The Fast Money traders take a look at today's biggest market movers.» Read More
Capital One Financial posted a third quarter net loss of $81.6 million, or 21 cents per share, hurt by charges from shutting down its GreenPoint Mortgage business.
SanDisk on Thursday reported third-quarter earnings of $130 million, or 54 cents per share, up from $124 million, or 51 cents per share in the year-ago quarter, beating analysts' estimates.
What keeps a five-star fund earning its stars? Ask Turner Investment Partners portfolio manager Frank Sustersic. He's in charge of the 5-star Turner Emerging Growth Fund, which is up nearly 20% year-to-date.
John Burns says staying the course is the only smart path to prosperity. Burns, founder and chief investment officer of Burns Advisory Group, joined CNBC's "Power Lunch" to offer his insights into how to play the market today -- and how to prepare for tomorrow.
Planning for retirement? Then forget the "margaritas by the pool" and start spending less, says Ivory Johnson, director of financial planning at The Scarborough Group. She joined CNBC's "Power Lunch" to discuss sound retirement strategy -- and took the opportunity to criticize Federal Reserve policy.
On Tuesday, the U.S. Supreme Court is hearing an case that some say may alter the landscape of investing. The outcome potentially could strengthen shareholder confidence -- or stifle investment markets.

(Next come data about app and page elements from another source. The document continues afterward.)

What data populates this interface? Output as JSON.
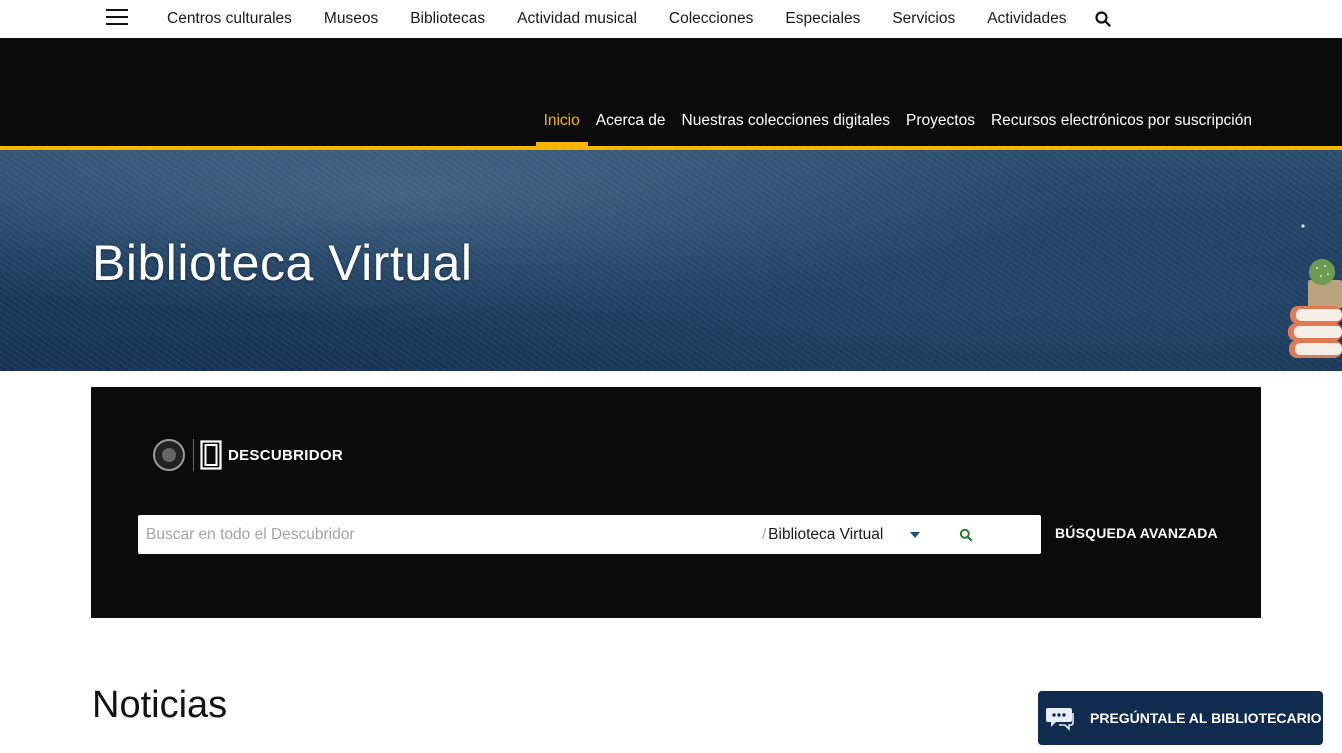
{
  "topnav": {
    "menu_icon": "hamburger-menu-icon",
    "items": [
      {
        "label": "Centros culturales"
      },
      {
        "label": "Museos"
      },
      {
        "label": "Bibliotecas"
      },
      {
        "label": "Actividad musical"
      },
      {
        "label": "Colecciones"
      },
      {
        "label": "Especiales"
      },
      {
        "label": "Servicios"
      },
      {
        "label": "Actividades"
      }
    ],
    "search_icon": "search-icon"
  },
  "section_nav": {
    "active": "Inicio",
    "items": [
      {
        "label": "Inicio"
      },
      {
        "label": "Acerca de"
      },
      {
        "label": "Nuestras colecciones digitales"
      },
      {
        "label": "Proyectos"
      },
      {
        "label": "Recursos electrónicos por suscripción"
      }
    ],
    "accent_color": "#f7b500"
  },
  "hero": {
    "title": "Biblioteca Virtual"
  },
  "discovery": {
    "brand_text": "DESCUBRIDOR",
    "search": {
      "placeholder": "Buscar en todo el Descubridor",
      "value": "",
      "scope_separator": "/",
      "scope_selected": "Biblioteca Virtual"
    },
    "advanced_label": "BÚSQUEDA AVANZADA"
  },
  "news": {
    "title": "Noticias"
  },
  "ask_librarian": {
    "label": "PREGÚNTALE AL BIBLIOTECARIO",
    "icon": "chat-bubbles-icon",
    "bg_color": "#0f2b4e"
  }
}
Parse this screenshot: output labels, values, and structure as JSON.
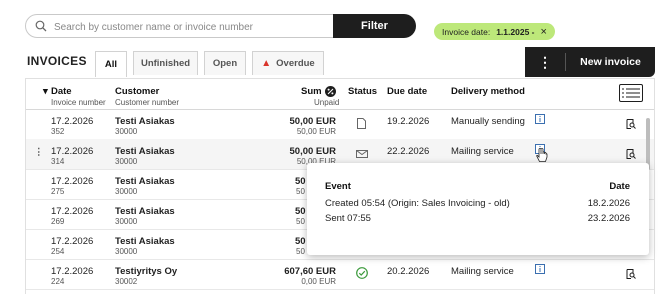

You’ve heard of Saturday Night Fever? Pete Najarian had Friday Day Fever, and found himself dancing in the options pits as speculation swirled in one of the “craziest days of the year” for the options market.
Children's Place Retail Stores Wednesday fired Chief Executive Ezra Dabah and named board member Chuck Crovitz as interim CEO, sending its shares up as much as 9 percent.
Electronic Data Systems has agreed to pay nearly $500,000 to settle an investigation into accounting irregularities alleged to have occurred from 2001 to 2003.
FedEx Thursday reported higher quarterly profit despite a slowing U.S. economy, but lowered its full-year earnings outlook, sending its shares down nearly 2%.
Goldman Sachs Group said Thursday that quarterly profit surged 79 percent, blowing away expectations of weak results, as the investment bank generated its second-highest revenue ever despite turbulent summer markets.
Bear Stearns said Thursday its profit plunged 62 percent in the third quarter, as turbulence in the debt market and wrong-way bets on mortgages hurt the investment bank's credit portfolio and bond business.
ConAgra Foods posted higher quarterly profit on Thursday as sales of new products and results in its energy trading and fertilizer business helped offset the impact of soaring commodity costs.
Circuit City Stores reported a wider-than-expected second-quarter loss Thursday, as sales sagged for desktop computers, projection and tube TVs, and its shares fell 5 percent in pre-market trading.
Wells Fargo Chairman Richard Kovacevich said Wednesday the U.S. mortgage industry will recover following further short-term pain, led by better-diversified lenders less exposed to market vagaries.
The Federal Reserve acted Tuesday, cutting the fed funds rate and the discount rate by a half-percentage point each. Oil jumped to a new high as the news was announced and immediately afterwards, stocks rallied in the strongest reaction to a Fed move since 2001. With the Fed funds rate now at 4.75 percent and the discount rate at 5.25 percent, where will the market go? CNBC's experts weighed in.
Federal Reserve policymakers are meeting today in one of the most closely watched central bank conferences in years. The Fed is slated to release its rate-cut decision at 2:15pm ET. CNBC asked the experts what they expect the Fed to do -- and what impact it will have on the economy and markets.
Intel shares slipped Friday, after a Merrill Lynch analyst downgraded the chipmaker's stock to neutral from buy.
CNBC talks to the the experts about what investors should do in this market.
On Friday, the Federal Reserve announced that it had approved a 50 basis-point cut in the discount rate it charges for loans made directly to banks, via its regional Federal Reserve lenders . Was the discount-rate cut merely in reaction to a temporary credit crunch -- or a sobering signal that Fed Chairman Ben Bernanke perceives deeper troubles in the U.S. financial sector? CNBC's Market Task Force and expert guests took on the question -- and offered survival advice to investors.